Romney vs. Romney: RNC's McDaniel hits uncle Mitt for attacking Trump

The Detroit News
Ronna Romney McDaniel is chairwoman of the Republican National Committee

Republican National Committee chair Ronna Romney McDaniel criticized her uncle, incoming Utah U.S. Sen. Mitt Romney, on Wednesday for attacking President Donald Trump's character in a commentary.

"To a great degree, a presidency shapes the public character of the nation. A president should unite us and inspire us to follow “our better angels,'” the 2012 Republican presidential nominee wrote in a Washington Post commentary posted Tuesday night.

"...With the nation so divided, resentful and angry, presidential leadership in qualities of character is indispensable. And it is in this province where the incumbent’s shortfall has been most glaring."

McDaniel, who has supported Trump both as RNC chair and former Michigan Republican Party chairwoman, responded on social media.

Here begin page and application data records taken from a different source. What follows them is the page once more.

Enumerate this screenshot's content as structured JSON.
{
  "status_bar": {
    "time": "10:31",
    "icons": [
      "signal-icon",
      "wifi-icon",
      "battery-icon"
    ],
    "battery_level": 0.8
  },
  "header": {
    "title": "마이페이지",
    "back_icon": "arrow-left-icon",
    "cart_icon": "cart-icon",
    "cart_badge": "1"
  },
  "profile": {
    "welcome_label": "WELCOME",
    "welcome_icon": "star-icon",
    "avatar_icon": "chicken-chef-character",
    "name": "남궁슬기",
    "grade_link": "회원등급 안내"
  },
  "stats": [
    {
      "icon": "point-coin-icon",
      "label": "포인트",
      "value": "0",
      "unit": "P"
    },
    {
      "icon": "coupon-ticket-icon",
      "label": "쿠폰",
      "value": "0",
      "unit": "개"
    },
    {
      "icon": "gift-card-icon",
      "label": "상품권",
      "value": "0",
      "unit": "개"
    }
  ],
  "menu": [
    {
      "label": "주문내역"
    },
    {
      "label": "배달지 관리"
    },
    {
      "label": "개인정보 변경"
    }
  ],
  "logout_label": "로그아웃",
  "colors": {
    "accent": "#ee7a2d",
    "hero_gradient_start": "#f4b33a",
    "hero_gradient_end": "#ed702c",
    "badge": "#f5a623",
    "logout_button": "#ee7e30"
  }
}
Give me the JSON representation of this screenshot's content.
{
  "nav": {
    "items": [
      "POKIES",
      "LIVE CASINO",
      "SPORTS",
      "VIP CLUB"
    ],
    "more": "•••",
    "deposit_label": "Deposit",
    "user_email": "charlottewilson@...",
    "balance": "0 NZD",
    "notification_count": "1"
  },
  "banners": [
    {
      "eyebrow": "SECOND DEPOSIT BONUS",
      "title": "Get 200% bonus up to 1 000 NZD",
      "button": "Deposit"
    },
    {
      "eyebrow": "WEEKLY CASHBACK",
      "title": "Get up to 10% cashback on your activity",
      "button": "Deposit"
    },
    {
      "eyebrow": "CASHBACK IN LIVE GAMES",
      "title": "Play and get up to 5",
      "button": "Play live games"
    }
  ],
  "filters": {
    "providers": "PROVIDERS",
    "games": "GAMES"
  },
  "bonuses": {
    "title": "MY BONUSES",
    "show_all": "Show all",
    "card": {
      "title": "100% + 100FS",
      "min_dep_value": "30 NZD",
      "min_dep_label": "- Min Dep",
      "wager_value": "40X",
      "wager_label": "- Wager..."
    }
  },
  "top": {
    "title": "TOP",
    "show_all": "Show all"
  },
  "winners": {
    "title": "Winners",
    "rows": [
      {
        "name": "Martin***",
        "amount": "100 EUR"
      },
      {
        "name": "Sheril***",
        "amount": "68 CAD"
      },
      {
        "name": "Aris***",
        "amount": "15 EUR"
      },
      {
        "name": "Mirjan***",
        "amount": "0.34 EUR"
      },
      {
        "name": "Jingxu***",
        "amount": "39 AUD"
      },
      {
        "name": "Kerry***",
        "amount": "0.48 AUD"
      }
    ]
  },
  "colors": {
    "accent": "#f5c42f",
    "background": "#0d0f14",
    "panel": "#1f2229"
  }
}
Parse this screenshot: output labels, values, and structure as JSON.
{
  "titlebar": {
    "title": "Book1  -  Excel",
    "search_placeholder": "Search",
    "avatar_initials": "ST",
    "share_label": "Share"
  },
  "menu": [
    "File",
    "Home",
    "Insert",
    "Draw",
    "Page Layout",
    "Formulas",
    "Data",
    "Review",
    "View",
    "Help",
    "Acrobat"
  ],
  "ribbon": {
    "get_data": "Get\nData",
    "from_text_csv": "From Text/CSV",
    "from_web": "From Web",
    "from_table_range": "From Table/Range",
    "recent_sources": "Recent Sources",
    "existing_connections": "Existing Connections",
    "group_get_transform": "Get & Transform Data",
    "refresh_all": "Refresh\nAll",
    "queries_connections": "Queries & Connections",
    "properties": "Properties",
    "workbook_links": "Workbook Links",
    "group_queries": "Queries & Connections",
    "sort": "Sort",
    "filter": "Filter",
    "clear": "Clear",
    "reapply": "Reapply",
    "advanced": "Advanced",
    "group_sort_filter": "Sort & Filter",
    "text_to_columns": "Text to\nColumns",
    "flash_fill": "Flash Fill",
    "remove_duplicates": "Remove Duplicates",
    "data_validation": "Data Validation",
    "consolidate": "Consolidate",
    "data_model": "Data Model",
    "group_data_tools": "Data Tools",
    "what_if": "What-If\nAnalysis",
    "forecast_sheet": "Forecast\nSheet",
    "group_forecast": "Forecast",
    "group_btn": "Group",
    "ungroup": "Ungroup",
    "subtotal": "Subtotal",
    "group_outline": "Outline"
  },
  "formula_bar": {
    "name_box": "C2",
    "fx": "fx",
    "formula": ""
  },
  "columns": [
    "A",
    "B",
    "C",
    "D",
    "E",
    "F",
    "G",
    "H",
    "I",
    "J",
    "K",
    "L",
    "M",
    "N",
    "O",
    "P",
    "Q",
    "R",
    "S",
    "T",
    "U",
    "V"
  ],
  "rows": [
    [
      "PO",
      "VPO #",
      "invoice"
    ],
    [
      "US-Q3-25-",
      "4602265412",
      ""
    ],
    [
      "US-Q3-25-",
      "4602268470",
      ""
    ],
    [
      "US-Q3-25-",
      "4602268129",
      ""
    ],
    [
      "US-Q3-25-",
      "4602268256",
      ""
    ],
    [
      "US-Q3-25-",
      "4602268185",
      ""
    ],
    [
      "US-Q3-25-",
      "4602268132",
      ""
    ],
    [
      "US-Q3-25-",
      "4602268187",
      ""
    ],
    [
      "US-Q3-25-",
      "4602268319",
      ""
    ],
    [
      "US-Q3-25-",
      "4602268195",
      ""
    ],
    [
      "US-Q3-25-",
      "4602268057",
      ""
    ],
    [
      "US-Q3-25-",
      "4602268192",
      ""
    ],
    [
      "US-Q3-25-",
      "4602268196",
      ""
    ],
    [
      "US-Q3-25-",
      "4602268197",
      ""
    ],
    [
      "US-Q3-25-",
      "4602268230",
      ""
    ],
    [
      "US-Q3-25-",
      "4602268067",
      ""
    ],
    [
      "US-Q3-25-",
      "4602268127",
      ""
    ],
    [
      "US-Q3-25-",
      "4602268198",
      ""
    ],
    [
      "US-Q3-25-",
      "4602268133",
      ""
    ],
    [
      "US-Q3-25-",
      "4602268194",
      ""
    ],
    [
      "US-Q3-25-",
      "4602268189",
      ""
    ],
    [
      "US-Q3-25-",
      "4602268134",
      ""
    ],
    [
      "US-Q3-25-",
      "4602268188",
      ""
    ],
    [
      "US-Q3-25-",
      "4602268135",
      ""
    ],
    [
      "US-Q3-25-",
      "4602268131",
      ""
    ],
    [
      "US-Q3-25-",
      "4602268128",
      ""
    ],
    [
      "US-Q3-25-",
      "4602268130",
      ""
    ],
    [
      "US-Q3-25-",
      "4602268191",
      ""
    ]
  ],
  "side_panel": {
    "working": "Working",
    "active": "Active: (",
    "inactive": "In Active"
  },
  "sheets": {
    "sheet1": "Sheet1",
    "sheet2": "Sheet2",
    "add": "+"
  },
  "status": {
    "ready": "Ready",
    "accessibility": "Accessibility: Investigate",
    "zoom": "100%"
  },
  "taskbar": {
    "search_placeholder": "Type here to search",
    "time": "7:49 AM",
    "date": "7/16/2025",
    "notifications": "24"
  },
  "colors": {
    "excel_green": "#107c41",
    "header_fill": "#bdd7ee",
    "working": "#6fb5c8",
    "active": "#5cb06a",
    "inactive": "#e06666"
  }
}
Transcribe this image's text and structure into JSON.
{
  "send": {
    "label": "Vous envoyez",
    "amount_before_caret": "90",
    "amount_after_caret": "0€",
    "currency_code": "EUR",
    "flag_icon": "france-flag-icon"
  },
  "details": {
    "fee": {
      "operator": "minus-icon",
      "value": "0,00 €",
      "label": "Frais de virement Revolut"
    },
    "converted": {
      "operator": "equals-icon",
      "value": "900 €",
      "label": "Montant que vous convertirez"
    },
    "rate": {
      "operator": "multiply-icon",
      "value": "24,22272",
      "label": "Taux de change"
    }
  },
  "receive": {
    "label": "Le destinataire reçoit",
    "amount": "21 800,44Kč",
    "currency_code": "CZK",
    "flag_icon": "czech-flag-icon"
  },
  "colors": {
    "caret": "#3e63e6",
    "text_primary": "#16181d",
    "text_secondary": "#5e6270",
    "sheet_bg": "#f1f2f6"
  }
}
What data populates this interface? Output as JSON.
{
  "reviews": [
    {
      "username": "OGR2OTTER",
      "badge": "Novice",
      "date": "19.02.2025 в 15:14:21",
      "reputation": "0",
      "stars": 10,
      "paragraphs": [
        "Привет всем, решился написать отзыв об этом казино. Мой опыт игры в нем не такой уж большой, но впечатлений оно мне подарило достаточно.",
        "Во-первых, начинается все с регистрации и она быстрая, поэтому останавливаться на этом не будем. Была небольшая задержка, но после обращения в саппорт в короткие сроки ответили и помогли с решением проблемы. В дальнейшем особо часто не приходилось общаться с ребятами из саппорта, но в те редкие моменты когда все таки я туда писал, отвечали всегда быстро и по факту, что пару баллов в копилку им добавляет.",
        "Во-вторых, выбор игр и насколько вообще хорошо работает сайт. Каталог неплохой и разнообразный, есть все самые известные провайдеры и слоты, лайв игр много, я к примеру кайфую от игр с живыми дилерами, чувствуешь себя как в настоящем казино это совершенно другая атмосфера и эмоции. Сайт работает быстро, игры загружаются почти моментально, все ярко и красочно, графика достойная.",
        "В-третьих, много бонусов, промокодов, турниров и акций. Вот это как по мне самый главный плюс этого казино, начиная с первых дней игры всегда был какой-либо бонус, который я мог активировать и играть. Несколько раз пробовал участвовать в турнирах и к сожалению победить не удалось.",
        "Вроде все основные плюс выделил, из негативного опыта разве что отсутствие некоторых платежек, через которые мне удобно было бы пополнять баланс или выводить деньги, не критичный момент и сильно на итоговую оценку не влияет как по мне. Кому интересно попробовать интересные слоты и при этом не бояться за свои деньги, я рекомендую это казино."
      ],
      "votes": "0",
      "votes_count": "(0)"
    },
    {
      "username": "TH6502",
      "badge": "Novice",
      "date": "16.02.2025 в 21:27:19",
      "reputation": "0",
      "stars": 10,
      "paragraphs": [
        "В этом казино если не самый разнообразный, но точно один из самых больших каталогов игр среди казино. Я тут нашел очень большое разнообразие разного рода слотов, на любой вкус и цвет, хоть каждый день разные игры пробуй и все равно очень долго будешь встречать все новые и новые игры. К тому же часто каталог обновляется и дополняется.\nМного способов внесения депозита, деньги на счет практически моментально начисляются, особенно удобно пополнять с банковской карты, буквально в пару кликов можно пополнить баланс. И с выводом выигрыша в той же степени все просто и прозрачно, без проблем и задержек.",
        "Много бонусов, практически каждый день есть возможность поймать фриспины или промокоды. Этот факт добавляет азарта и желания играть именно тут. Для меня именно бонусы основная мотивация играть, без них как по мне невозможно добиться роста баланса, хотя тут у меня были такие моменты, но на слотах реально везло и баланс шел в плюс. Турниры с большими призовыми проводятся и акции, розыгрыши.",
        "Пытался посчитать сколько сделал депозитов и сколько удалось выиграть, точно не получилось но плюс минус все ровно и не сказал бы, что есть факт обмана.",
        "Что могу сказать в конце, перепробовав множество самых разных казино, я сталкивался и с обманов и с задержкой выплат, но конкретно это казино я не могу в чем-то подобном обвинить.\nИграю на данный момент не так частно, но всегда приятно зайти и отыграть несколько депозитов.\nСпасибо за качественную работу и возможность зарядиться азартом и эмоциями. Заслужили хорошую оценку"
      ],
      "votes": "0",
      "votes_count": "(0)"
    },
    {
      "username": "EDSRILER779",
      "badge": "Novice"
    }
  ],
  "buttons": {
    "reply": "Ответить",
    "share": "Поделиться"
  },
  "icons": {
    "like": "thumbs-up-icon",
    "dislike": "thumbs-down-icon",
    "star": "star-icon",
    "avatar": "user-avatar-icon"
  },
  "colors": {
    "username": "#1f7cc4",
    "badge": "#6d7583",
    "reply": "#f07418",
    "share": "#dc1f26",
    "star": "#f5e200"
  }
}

"POTUS is attacked and obstructed by the MSM media and Democrats 24/7," McDaniel said in a tweet.

"For an incoming Republican freshman senator to attack @realdonaldtrump as their first act feeds into what the Democrats and media want and is disappointing and unproductive."

Romney on CNN later Wednesday declined to take a swipe back at his niece. 

"I respect her right to express that viewpoint," he said. "She's a very loyal Republican, loyal to the president, and she's doing what she thinks is best for him and for the party.”

Romney also said he has no plans to challenge Trump for the GOP presidential nomination. "No. You may have heard I ran before," Romney said, while adding he would consider endorsing "alternatives" to the president.

Romney was considered for secretary of state by Trump before the president-elect settled on former ExxonMobil chairman Rex Tillerson. The 71-year-old Romney did not support Trump during the 2016 campaign.

McDaniel had said in 2016 she and her uncle had a polite disagreement about Trump and that she was following the lead of Michigan's primary voters. She became a Trump delegate at the Cleveland convention. 

"I'm going to go with the voters of Michigan," McDaniel told The Detroit News in 2016.

In 2012, McDaniel campaigned for her uncle's GOP presidential campaign in Michigan and was beside her father, Scott Romney, at the Tampa, Florida, national convention when he cast 25 of the state delegation's 30 votes for Mitt Romney.

Last year, at the helm of the GOP, she said party divisions can distract from policy goals, and she doesn’t shy away from “getting involved” when warranted.

“I’m a big believer in picking up the phone and having a conversation before going in front of the cameras,” McDaniel told The Detroit News.

When Sen. Jeff Flake, R-Arizona, on the Senate floor compared Trump’s rhetoric to that of former Soviet dictator Joseph Stalin, he heard from McDaniel.

“I felt like I needed to respond, and I did see him later that day,” she said. “I think he crossed the line.” 

Trump's conduct in office has disappointed Mitt Romney, who argued in the op-ed that the recent departures of key White House aides plus Trump's contention that the United States has long been a "sucker" in international affairs have "all defined his presidency down."

Romney, who will be sworn into office Thursday, said he supports many Trump administration policies but would support "policies that I believe are in the best interest of the country and my state. ..."

With China and Russia pushing anti-democratic, "brutal" policies, Romney said Trump needs to provide more inspiring leadership abroad and at home.

"To reassume our leadership in world politics, we must repair failings in our politics at home. That project begins, of course, with the highest office once again acting to inspire and unite us," he wrote.

Trump responded characteristically on Twitter.

"Here we go with Mitt Romney, but so fast!" the president tweeted Wednesday. "...Would much prefer that Mitt focus on Border Security and so many other things where he can be helpful. I won big, and he didn’t."

During a Wednesday event at the White House, Trump said Romney needed to show more party unity.

"I wish Mitt could be more of a team player," the president said, according to a pool report. "I endorsed him, and he thanked me profusely.”